PROBLEM TO SOLVE: Here are some records; copy every line that holds the word "icon".

EXERCISE INPUTS:
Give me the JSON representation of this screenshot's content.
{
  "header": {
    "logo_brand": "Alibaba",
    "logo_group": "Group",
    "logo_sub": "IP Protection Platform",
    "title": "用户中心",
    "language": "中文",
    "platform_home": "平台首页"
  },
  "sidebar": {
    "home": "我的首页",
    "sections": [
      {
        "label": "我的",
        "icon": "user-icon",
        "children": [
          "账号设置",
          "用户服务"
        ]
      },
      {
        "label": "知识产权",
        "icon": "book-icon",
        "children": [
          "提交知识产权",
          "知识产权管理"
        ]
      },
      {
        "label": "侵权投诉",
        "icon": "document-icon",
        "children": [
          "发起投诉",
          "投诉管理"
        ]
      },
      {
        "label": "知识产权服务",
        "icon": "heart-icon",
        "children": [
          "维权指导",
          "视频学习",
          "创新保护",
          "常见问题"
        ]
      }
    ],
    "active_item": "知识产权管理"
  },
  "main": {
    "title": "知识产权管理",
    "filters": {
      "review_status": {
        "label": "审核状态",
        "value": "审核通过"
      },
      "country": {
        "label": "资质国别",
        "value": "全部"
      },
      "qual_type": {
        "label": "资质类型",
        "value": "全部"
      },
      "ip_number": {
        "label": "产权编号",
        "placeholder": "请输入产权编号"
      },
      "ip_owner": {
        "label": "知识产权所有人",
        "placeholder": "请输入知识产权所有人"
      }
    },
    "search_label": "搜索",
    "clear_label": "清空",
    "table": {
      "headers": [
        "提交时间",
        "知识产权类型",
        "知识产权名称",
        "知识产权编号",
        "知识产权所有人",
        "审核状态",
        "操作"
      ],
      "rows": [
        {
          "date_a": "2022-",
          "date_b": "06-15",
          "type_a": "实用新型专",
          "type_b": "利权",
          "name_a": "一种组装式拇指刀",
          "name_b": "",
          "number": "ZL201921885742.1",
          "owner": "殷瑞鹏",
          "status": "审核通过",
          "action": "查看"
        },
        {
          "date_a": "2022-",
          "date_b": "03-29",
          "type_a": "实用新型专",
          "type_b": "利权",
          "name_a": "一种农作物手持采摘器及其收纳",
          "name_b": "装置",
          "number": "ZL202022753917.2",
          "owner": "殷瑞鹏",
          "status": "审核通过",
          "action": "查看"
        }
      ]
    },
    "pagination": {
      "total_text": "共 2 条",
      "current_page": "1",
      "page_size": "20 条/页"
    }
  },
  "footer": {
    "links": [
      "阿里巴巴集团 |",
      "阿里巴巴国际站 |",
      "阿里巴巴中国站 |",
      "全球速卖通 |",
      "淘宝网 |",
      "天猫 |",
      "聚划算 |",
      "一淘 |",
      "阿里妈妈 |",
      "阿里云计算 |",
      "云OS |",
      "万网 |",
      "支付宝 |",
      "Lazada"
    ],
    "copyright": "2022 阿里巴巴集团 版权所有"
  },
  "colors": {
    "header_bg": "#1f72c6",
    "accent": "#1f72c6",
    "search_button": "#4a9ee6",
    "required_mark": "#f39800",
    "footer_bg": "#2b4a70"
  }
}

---

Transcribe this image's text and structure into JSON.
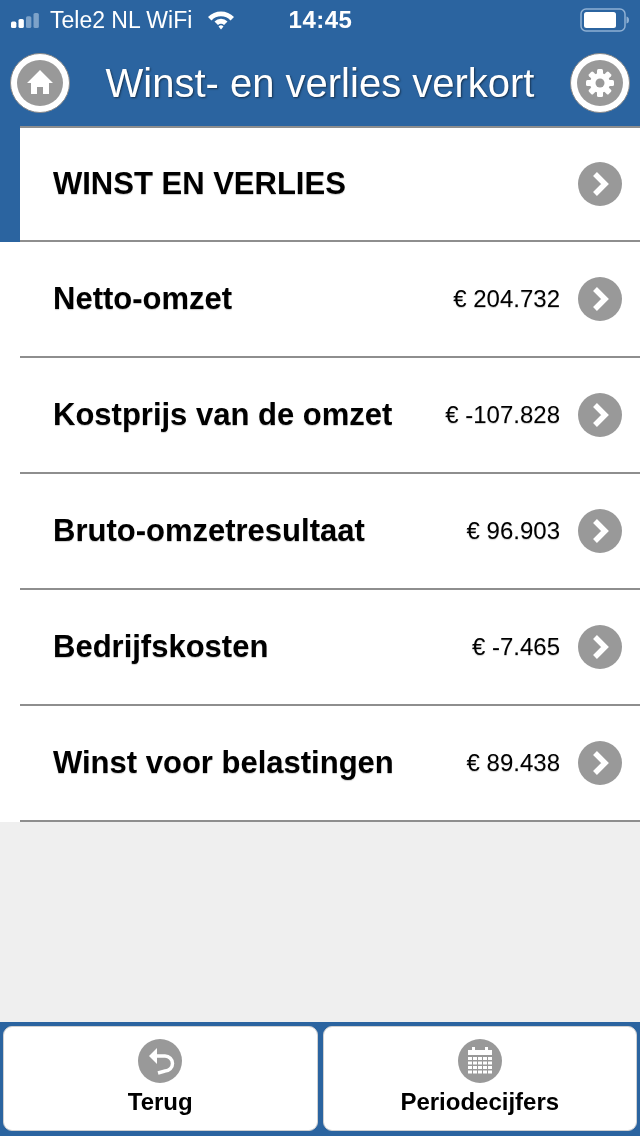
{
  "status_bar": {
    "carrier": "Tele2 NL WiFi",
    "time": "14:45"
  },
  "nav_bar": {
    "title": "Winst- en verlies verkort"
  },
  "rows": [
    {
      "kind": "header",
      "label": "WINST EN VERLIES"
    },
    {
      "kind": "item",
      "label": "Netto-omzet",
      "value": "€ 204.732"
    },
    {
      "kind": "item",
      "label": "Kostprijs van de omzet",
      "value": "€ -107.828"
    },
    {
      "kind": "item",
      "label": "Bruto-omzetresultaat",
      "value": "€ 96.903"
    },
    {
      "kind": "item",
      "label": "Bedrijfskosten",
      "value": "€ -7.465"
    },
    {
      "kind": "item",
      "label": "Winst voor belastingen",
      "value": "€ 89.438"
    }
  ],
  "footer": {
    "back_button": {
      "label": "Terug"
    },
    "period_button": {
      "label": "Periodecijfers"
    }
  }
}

ANSWER TO THIS TASK:
        "icon": "user-icon",
        "icon": "book-icon",
        "icon": "document-icon",
        "icon": "heart-icon",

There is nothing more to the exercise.